‘Blues Etude’ completes the project with the Jazz Arts Trio going for and executing a hard-bop vibe in a big way. It punctuates Peterson’s appeal and underscores a slick set.
Moyer plays with classical orchestras all over the world and he deserves credit for assembling this project with his extremely talented mates in order to preserve pieces of a jazz legacy. Moyer’s skill and forward thinking, along with his stunning band makes Tribute a relevant salute to Peterson and other piano greats.

Tim Turvey - Autodidactic

A dazzling jazz drummer first, for sure; Tim Turvey is also an upcoming multi-instrumentalist and composer with an aptitude for recording his work himself.
In a brief four-song debut EP, Autodidactic, the Brantford, Ontario native demonstrates sharp, thundering skills on his primary instruments as a percussionist. Piano, clarinet, bass and guitar work is all his doing, as well, and fans of jazz fusion will eat this up for a snack.
A particular style is not easily identifiable in the roughly 15-minute project.
Turvey may be mistaken for Cecil Taylor during the menacing keyboard attacks on the second track, “Improv For Thirteen.” Piano and clarinet hiccup, starting and stopping in a meandering march. Quiet and loud, strange, chunky beats erupt after nearly five minutes of the EP’s most daring moments.
“Strict Nine” is Turvey’s answer to “Take Five.” A swinging highlight of the CD, it is driven by the drone of the clarinet, leading into a bold bop chorus.
A smooth, drum-free number, “In Pulse” continues the instrumental theme through to the end track. It is a peaceful conclusion to a release full of creatively bent jazz, pumped full of life by a pilot of percussive pathways.
As well as an independent musician, Turvey is a member of Ragaffaire, a Hamilton-based group playing music of Northern India & Hindustani origins. He is also a member of the Indie Rock group, No Orchestra and the Free Improv group In Orbit Trio.
Other projects include partnerships with the Association of Improving Musicians Toronto, AIM Calgary & the Kitchener-Waterloo Improvisers Collective.

Heloisa Fernandes – Fruto

Even without the team of dynamic percussionists and fine string accompaniment, Fruto is a masterpiece of arrangement and composition.
Brazilian pianist Heloisa Fernandes can tickle both the hearts of those with a taste for a quieter, more elegant classical palette and those whose survival is based upon jazz in their blood.
Vocal beats in “Colheita” create an epic, fundamental sound featuring only piano and multiple musicians creating choral rhythms together.
Bottomless, dark violin tones change the character of Fruto during the fourth number. Assuming the entire record will be set in a cheerful scene becomes a fleeting thought. A string duo stabs away with sorrow before Fernandes re-enters and stylishly brings spirits back up again in “Crianca,” interestingly spiraling through nine minutes.

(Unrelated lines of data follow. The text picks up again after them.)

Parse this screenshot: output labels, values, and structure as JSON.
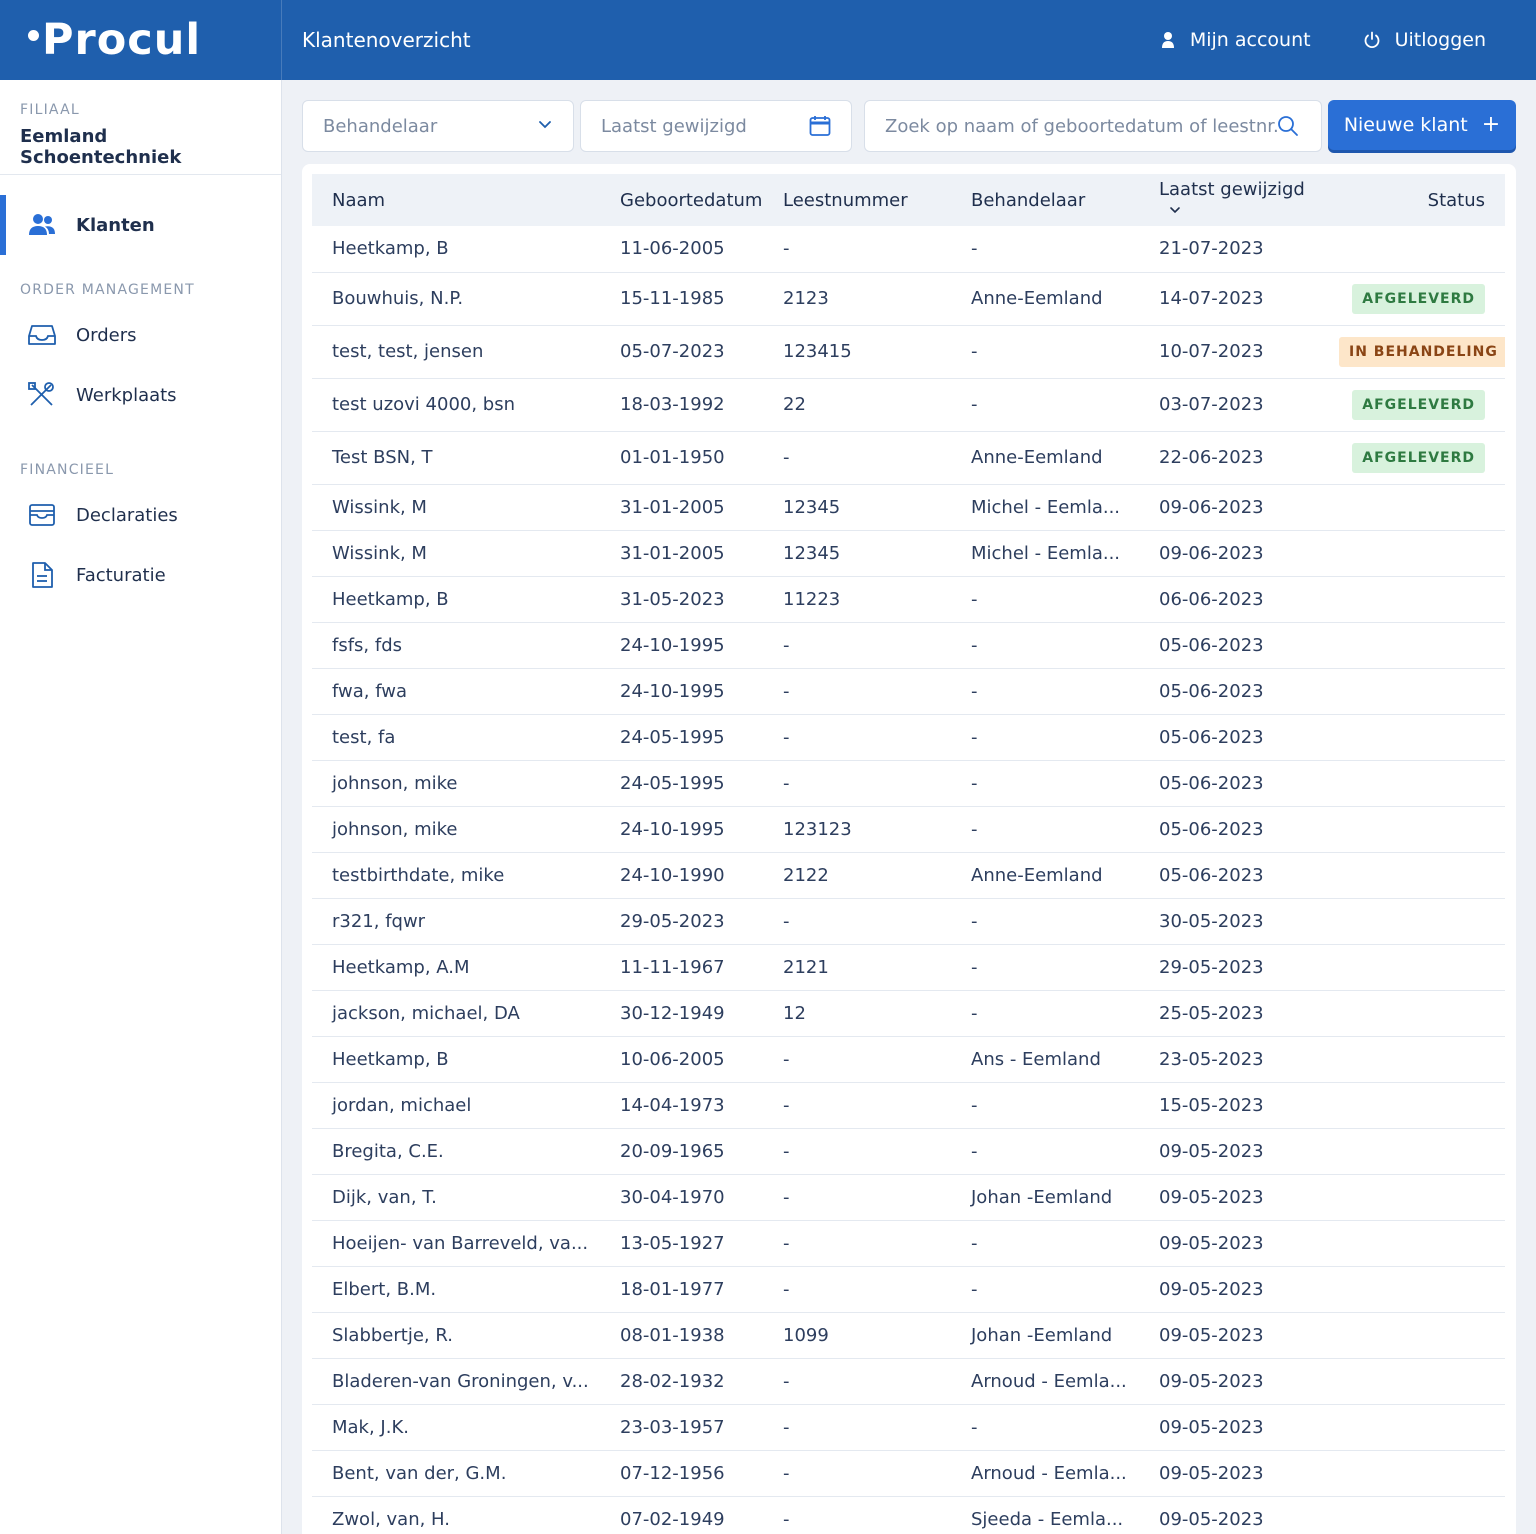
{
  "app": {
    "logo_text": "Procul",
    "page_title": "Klantenoverzicht",
    "account_label": "Mijn account",
    "logout_label": "Uitloggen",
    "brand_color": "#1f5fad",
    "accent_color": "#2a6fd6"
  },
  "sidebar": {
    "branch_label": "FILIAAL",
    "branch_name": "Eemland Schoentechniek",
    "items": [
      {
        "label": "Klanten",
        "icon": "users-icon",
        "active": true
      }
    ],
    "sections": [
      {
        "title": "ORDER MANAGEMENT",
        "items": [
          {
            "label": "Orders",
            "icon": "inbox-icon"
          },
          {
            "label": "Werkplaats",
            "icon": "tools-icon"
          }
        ]
      },
      {
        "title": "FINANCIEEL",
        "items": [
          {
            "label": "Declaraties",
            "icon": "archive-icon"
          },
          {
            "label": "Facturatie",
            "icon": "document-icon"
          }
        ]
      }
    ]
  },
  "toolbar": {
    "behandelaar_placeholder": "Behandelaar",
    "date_placeholder": "Laatst gewijzigd",
    "search_placeholder": "Zoek op naam of geboortedatum of leestnr.",
    "new_button_label": "Nieuwe klant"
  },
  "table": {
    "columns": [
      "Naam",
      "Geboortedatum",
      "Leestnummer",
      "Behandelaar",
      "Laatst gewijzigd",
      "Status"
    ],
    "rows": [
      {
        "naam": "Heetkamp, B",
        "geboortedatum": "11-06-2005",
        "leestnummer": "-",
        "behandelaar": "-",
        "gewijzigd": "21-07-2023",
        "status": ""
      },
      {
        "naam": "Bouwhuis, N.P.",
        "geboortedatum": "15-11-1985",
        "leestnummer": "2123",
        "behandelaar": "Anne-Eemland",
        "gewijzigd": "14-07-2023",
        "status": "AFGELEVERD"
      },
      {
        "naam": "test, test, jensen",
        "geboortedatum": "05-07-2023",
        "leestnummer": "123415",
        "behandelaar": "-",
        "gewijzigd": "10-07-2023",
        "status": "IN BEHANDELING"
      },
      {
        "naam": "test uzovi 4000, bsn",
        "geboortedatum": "18-03-1992",
        "leestnummer": "22",
        "behandelaar": "-",
        "gewijzigd": "03-07-2023",
        "status": "AFGELEVERD"
      },
      {
        "naam": "Test BSN, T",
        "geboortedatum": "01-01-1950",
        "leestnummer": "-",
        "behandelaar": "Anne-Eemland",
        "gewijzigd": "22-06-2023",
        "status": "AFGELEVERD"
      },
      {
        "naam": "Wissink, M",
        "geboortedatum": "31-01-2005",
        "leestnummer": "12345",
        "behandelaar": "Michel - Eemla...",
        "gewijzigd": "09-06-2023",
        "status": ""
      },
      {
        "naam": "Wissink, M",
        "geboortedatum": "31-01-2005",
        "leestnummer": "12345",
        "behandelaar": "Michel - Eemla...",
        "gewijzigd": "09-06-2023",
        "status": ""
      },
      {
        "naam": "Heetkamp, B",
        "geboortedatum": "31-05-2023",
        "leestnummer": "11223",
        "behandelaar": "-",
        "gewijzigd": "06-06-2023",
        "status": ""
      },
      {
        "naam": "fsfs, fds",
        "geboortedatum": "24-10-1995",
        "leestnummer": "-",
        "behandelaar": "-",
        "gewijzigd": "05-06-2023",
        "status": ""
      },
      {
        "naam": "fwa, fwa",
        "geboortedatum": "24-10-1995",
        "leestnummer": "-",
        "behandelaar": "-",
        "gewijzigd": "05-06-2023",
        "status": ""
      },
      {
        "naam": "test, fa",
        "geboortedatum": "24-05-1995",
        "leestnummer": "-",
        "behandelaar": "-",
        "gewijzigd": "05-06-2023",
        "status": ""
      },
      {
        "naam": "johnson, mike",
        "geboortedatum": "24-05-1995",
        "leestnummer": "-",
        "behandelaar": "-",
        "gewijzigd": "05-06-2023",
        "status": ""
      },
      {
        "naam": "johnson, mike",
        "geboortedatum": "24-10-1995",
        "leestnummer": "123123",
        "behandelaar": "-",
        "gewijzigd": "05-06-2023",
        "status": ""
      },
      {
        "naam": "testbirthdate, mike",
        "geboortedatum": "24-10-1990",
        "leestnummer": "2122",
        "behandelaar": "Anne-Eemland",
        "gewijzigd": "05-06-2023",
        "status": ""
      },
      {
        "naam": "r321, fqwr",
        "geboortedatum": "29-05-2023",
        "leestnummer": "-",
        "behandelaar": "-",
        "gewijzigd": "30-05-2023",
        "status": ""
      },
      {
        "naam": "Heetkamp, A.M",
        "geboortedatum": "11-11-1967",
        "leestnummer": "2121",
        "behandelaar": "-",
        "gewijzigd": "29-05-2023",
        "status": ""
      },
      {
        "naam": "jackson, michael, DA",
        "geboortedatum": "30-12-1949",
        "leestnummer": "12",
        "behandelaar": "-",
        "gewijzigd": "25-05-2023",
        "status": ""
      },
      {
        "naam": "Heetkamp, B",
        "geboortedatum": "10-06-2005",
        "leestnummer": "-",
        "behandelaar": "Ans - Eemland",
        "gewijzigd": "23-05-2023",
        "status": ""
      },
      {
        "naam": "jordan, michael",
        "geboortedatum": "14-04-1973",
        "leestnummer": "-",
        "behandelaar": "-",
        "gewijzigd": "15-05-2023",
        "status": ""
      },
      {
        "naam": "Bregita, C.E.",
        "geboortedatum": "20-09-1965",
        "leestnummer": "-",
        "behandelaar": "-",
        "gewijzigd": "09-05-2023",
        "status": ""
      },
      {
        "naam": "Dijk, van, T.",
        "geboortedatum": "30-04-1970",
        "leestnummer": "-",
        "behandelaar": "Johan -Eemland",
        "gewijzigd": "09-05-2023",
        "status": ""
      },
      {
        "naam": "Hoeijen- van Barreveld, va...",
        "geboortedatum": "13-05-1927",
        "leestnummer": "-",
        "behandelaar": "-",
        "gewijzigd": "09-05-2023",
        "status": ""
      },
      {
        "naam": "Elbert, B.M.",
        "geboortedatum": "18-01-1977",
        "leestnummer": "-",
        "behandelaar": "-",
        "gewijzigd": "09-05-2023",
        "status": ""
      },
      {
        "naam": "Slabbertje, R.",
        "geboortedatum": "08-01-1938",
        "leestnummer": "1099",
        "behandelaar": "Johan -Eemland",
        "gewijzigd": "09-05-2023",
        "status": ""
      },
      {
        "naam": "Bladeren-van Groningen, v...",
        "geboortedatum": "28-02-1932",
        "leestnummer": "-",
        "behandelaar": "Arnoud - Eemla...",
        "gewijzigd": "09-05-2023",
        "status": ""
      },
      {
        "naam": "Mak, J.K.",
        "geboortedatum": "23-03-1957",
        "leestnummer": "-",
        "behandelaar": "-",
        "gewijzigd": "09-05-2023",
        "status": ""
      },
      {
        "naam": "Bent, van der, G.M.",
        "geboortedatum": "07-12-1956",
        "leestnummer": "-",
        "behandelaar": "Arnoud - Eemla...",
        "gewijzigd": "09-05-2023",
        "status": ""
      },
      {
        "naam": "Zwol, van, H.",
        "geboortedatum": "07-02-1949",
        "leestnummer": "-",
        "behandelaar": "Sjeeda - Eemla...",
        "gewijzigd": "09-05-2023",
        "status": ""
      }
    ]
  }
}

Pounding her way along the keys and through the record’s most apocalyptic track, “Trilhos Urbanos” is the only song not written by Fernandes. Caetano Veloso gets credit for this tune, one that lets loose and devastates the quite casual sound of the album.

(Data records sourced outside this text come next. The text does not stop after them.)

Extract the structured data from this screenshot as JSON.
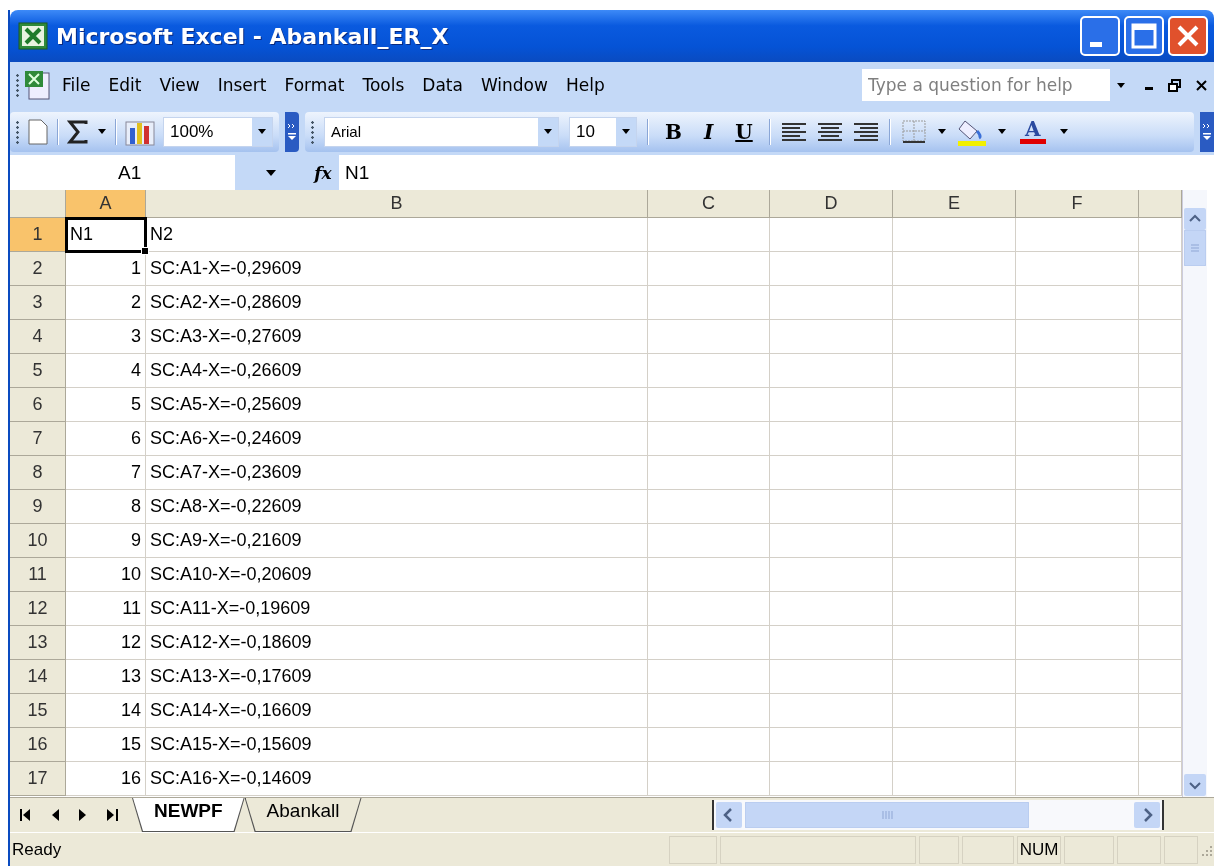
{
  "window": {
    "title": "Microsoft Excel - Abankall_ER_X"
  },
  "menu": [
    {
      "label": "File"
    },
    {
      "label": "Edit"
    },
    {
      "label": "View"
    },
    {
      "label": "Insert"
    },
    {
      "label": "Format"
    },
    {
      "label": "Tools"
    },
    {
      "label": "Data"
    },
    {
      "label": "Window"
    },
    {
      "label": "Help"
    }
  ],
  "help_box": {
    "placeholder": "Type a question for help"
  },
  "toolbar": {
    "zoom": "100%",
    "font": "Arial",
    "font_size": "10",
    "format_buttons": [
      "B",
      "I",
      "U"
    ],
    "font_color_label": "A"
  },
  "formula_bar": {
    "name_box": "A1",
    "function_label": "fx",
    "formula": "N1"
  },
  "grid": {
    "columns": [
      {
        "label": "A",
        "selected": true
      },
      {
        "label": "B",
        "selected": false
      },
      {
        "label": "C",
        "selected": false
      },
      {
        "label": "D",
        "selected": false
      },
      {
        "label": "E",
        "selected": false
      },
      {
        "label": "F",
        "selected": false
      }
    ],
    "rows": [
      {
        "header": "1",
        "selected": true,
        "cells": [
          {
            "text": "N1",
            "kind": "text"
          },
          {
            "text": "N2",
            "kind": "text"
          }
        ]
      },
      {
        "header": "2",
        "selected": false,
        "cells": [
          {
            "text": "1",
            "kind": "number"
          },
          {
            "text": "SC:A1-X=-0,29609",
            "kind": "text"
          }
        ]
      },
      {
        "header": "3",
        "selected": false,
        "cells": [
          {
            "text": "2",
            "kind": "number"
          },
          {
            "text": "SC:A2-X=-0,28609",
            "kind": "text"
          }
        ]
      },
      {
        "header": "4",
        "selected": false,
        "cells": [
          {
            "text": "3",
            "kind": "number"
          },
          {
            "text": "SC:A3-X=-0,27609",
            "kind": "text"
          }
        ]
      },
      {
        "header": "5",
        "selected": false,
        "cells": [
          {
            "text": "4",
            "kind": "number"
          },
          {
            "text": "SC:A4-X=-0,26609",
            "kind": "text"
          }
        ]
      },
      {
        "header": "6",
        "selected": false,
        "cells": [
          {
            "text": "5",
            "kind": "number"
          },
          {
            "text": "SC:A5-X=-0,25609",
            "kind": "text"
          }
        ]
      },
      {
        "header": "7",
        "selected": false,
        "cells": [
          {
            "text": "6",
            "kind": "number"
          },
          {
            "text": "SC:A6-X=-0,24609",
            "kind": "text"
          }
        ]
      },
      {
        "header": "8",
        "selected": false,
        "cells": [
          {
            "text": "7",
            "kind": "number"
          },
          {
            "text": "SC:A7-X=-0,23609",
            "kind": "text"
          }
        ]
      },
      {
        "header": "9",
        "selected": false,
        "cells": [
          {
            "text": "8",
            "kind": "number"
          },
          {
            "text": "SC:A8-X=-0,22609",
            "kind": "text"
          }
        ]
      },
      {
        "header": "10",
        "selected": false,
        "cells": [
          {
            "text": "9",
            "kind": "number"
          },
          {
            "text": "SC:A9-X=-0,21609",
            "kind": "text"
          }
        ]
      },
      {
        "header": "11",
        "selected": false,
        "cells": [
          {
            "text": "10",
            "kind": "number"
          },
          {
            "text": "SC:A10-X=-0,20609",
            "kind": "text"
          }
        ]
      },
      {
        "header": "12",
        "selected": false,
        "cells": [
          {
            "text": "11",
            "kind": "number"
          },
          {
            "text": "SC:A11-X=-0,19609",
            "kind": "text"
          }
        ]
      },
      {
        "header": "13",
        "selected": false,
        "cells": [
          {
            "text": "12",
            "kind": "number"
          },
          {
            "text": "SC:A12-X=-0,18609",
            "kind": "text"
          }
        ]
      },
      {
        "header": "14",
        "selected": false,
        "cells": [
          {
            "text": "13",
            "kind": "number"
          },
          {
            "text": "SC:A13-X=-0,17609",
            "kind": "text"
          }
        ]
      },
      {
        "header": "15",
        "selected": false,
        "cells": [
          {
            "text": "14",
            "kind": "number"
          },
          {
            "text": "SC:A14-X=-0,16609",
            "kind": "text"
          }
        ]
      },
      {
        "header": "16",
        "selected": false,
        "cells": [
          {
            "text": "15",
            "kind": "number"
          },
          {
            "text": "SC:A15-X=-0,15609",
            "kind": "text"
          }
        ]
      },
      {
        "header": "17",
        "selected": false,
        "cells": [
          {
            "text": "16",
            "kind": "number"
          },
          {
            "text": "SC:A16-X=-0,14609",
            "kind": "text"
          }
        ]
      }
    ]
  },
  "sheet_tabs": [
    {
      "label": "NEWPF",
      "selected": true
    },
    {
      "label": "Abankall",
      "selected": false
    }
  ],
  "status_bar": {
    "mode": "Ready",
    "num_lock": "NUM"
  }
}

Two drummers, a percussionist and a guest percussionist (Nana Vasconcelos) do get their rest time, allowing for Zeca Assumpcao (contrabass) to guide the pianist to another level – one of a jazz duo. After a challenging, genre-splitting ride, a 90 second finale called “Rita” is simple goodbye in conclusion.

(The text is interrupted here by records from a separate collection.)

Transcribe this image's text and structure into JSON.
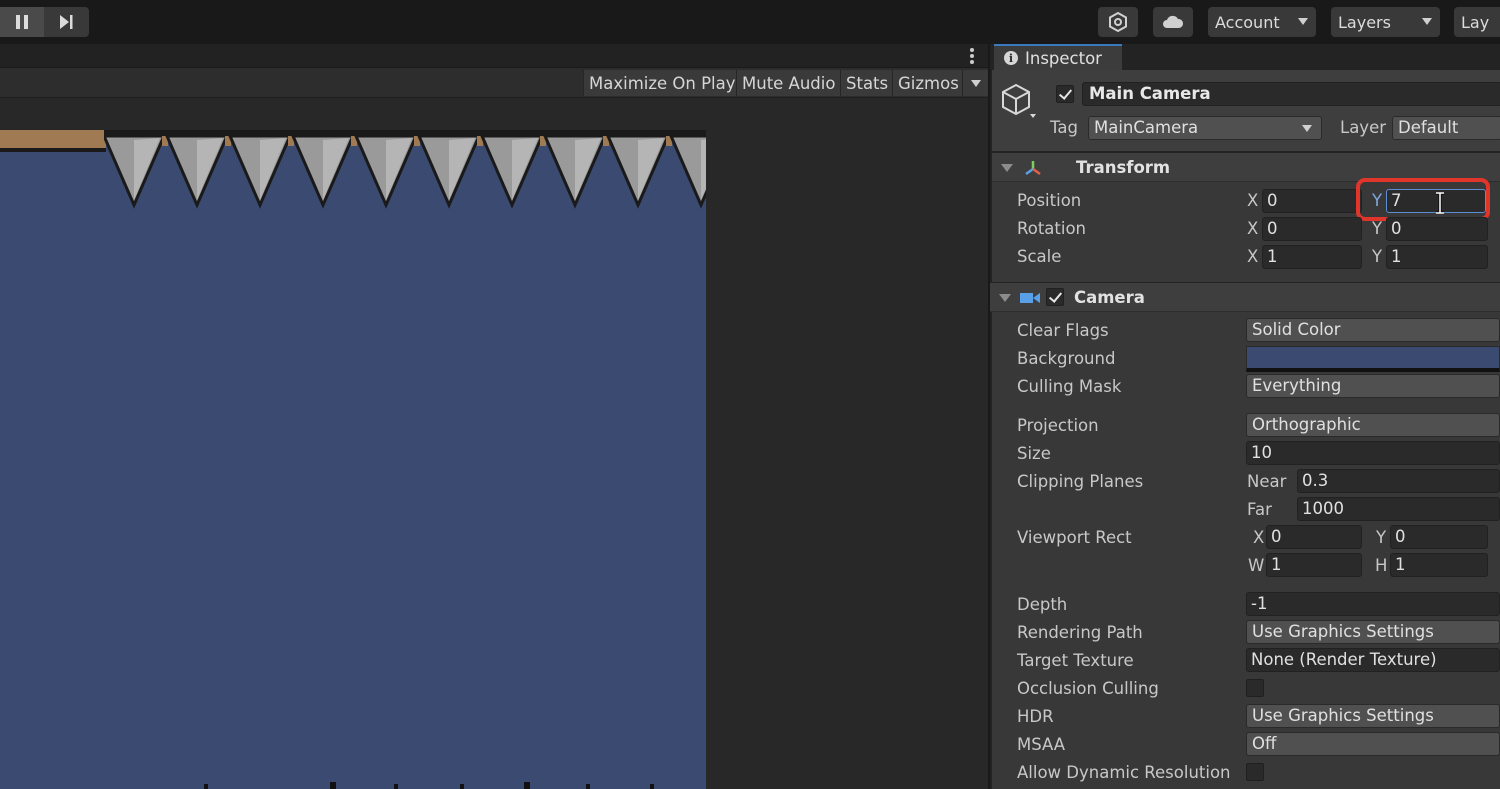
{
  "toolbar": {
    "account_label": "Account",
    "layers_label": "Layers",
    "layout_label": "Lay"
  },
  "game_view": {
    "buttons": {
      "maximize_on_play": "Maximize On Play",
      "mute_audio": "Mute Audio",
      "stats": "Stats",
      "gizmos": "Gizmos"
    },
    "background_color": "#3a4a70"
  },
  "inspector": {
    "tab_label": "Inspector",
    "object": {
      "name": "Main Camera",
      "active": true,
      "tag_label": "Tag",
      "tag_value": "MainCamera",
      "layer_label": "Layer",
      "layer_value": "Default"
    },
    "transform": {
      "title": "Transform",
      "position_label": "Position",
      "rotation_label": "Rotation",
      "scale_label": "Scale",
      "position": {
        "x": "0",
        "y": "7"
      },
      "rotation": {
        "x": "0",
        "y": "0"
      },
      "scale": {
        "x": "1",
        "y": "1"
      },
      "axis_x": "X",
      "axis_y": "Y"
    },
    "camera": {
      "title": "Camera",
      "enabled": true,
      "clear_flags_label": "Clear Flags",
      "clear_flags_value": "Solid Color",
      "background_label": "Background",
      "background_color": "#3a4a70",
      "culling_mask_label": "Culling Mask",
      "culling_mask_value": "Everything",
      "projection_label": "Projection",
      "projection_value": "Orthographic",
      "size_label": "Size",
      "size_value": "10",
      "clipping_planes_label": "Clipping Planes",
      "near_label": "Near",
      "near_value": "0.3",
      "far_label": "Far",
      "far_value": "1000",
      "viewport_rect_label": "Viewport Rect",
      "viewport": {
        "x_label": "X",
        "x": "0",
        "y_label": "Y",
        "y": "0",
        "w_label": "W",
        "w": "1",
        "h_label": "H",
        "h": "1"
      },
      "depth_label": "Depth",
      "depth_value": "-1",
      "rendering_path_label": "Rendering Path",
      "rendering_path_value": "Use Graphics Settings",
      "target_texture_label": "Target Texture",
      "target_texture_value": "None (Render Texture)",
      "occlusion_culling_label": "Occlusion Culling",
      "occlusion_culling": false,
      "hdr_label": "HDR",
      "hdr_value": "Use Graphics Settings",
      "msaa_label": "MSAA",
      "msaa_value": "Off",
      "allow_dynamic_resolution_label": "Allow Dynamic Resolution",
      "allow_dynamic_resolution": false
    }
  }
}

Tracks eight through 14 move quickly along through entirely improvisational material and juxtaposed against a creatively crafted first half of the CD, they create an atmosphere needing to hear more.
A solo recording is in the air, one can hope. Alone, her arrangements stand-up strongly but with this group of musicians behind her the sound is determined and complete – making for magnificent Brazilian flavored modern music with jazz in it’s soul.